Data for this exercise:
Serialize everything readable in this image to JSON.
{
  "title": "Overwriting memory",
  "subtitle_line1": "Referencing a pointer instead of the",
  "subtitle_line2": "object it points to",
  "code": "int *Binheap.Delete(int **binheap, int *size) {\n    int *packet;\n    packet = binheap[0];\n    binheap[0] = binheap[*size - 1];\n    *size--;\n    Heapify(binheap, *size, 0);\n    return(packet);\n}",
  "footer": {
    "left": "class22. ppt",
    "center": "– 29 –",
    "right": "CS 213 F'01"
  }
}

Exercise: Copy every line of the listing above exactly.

The answer:
Serialize everything readable in this image to JSON.
{
  "title": "Overwriting memory",
  "subtitle_line1": "Referencing a pointer instead of the",
  "subtitle_line2": "object it points to",
  "code": "int *Binheap.Delete(int **binheap, int *size) {\n    int *packet;\n    packet = binheap[0];\n    binheap[0] = binheap[*size - 1];\n    *size--;\n    Heapify(binheap, *size, 0);\n    return(packet);\n}",
  "footer": {
    "left": "class22. ppt",
    "center": "– 29 –",
    "right": "CS 213 F'01"
  }
}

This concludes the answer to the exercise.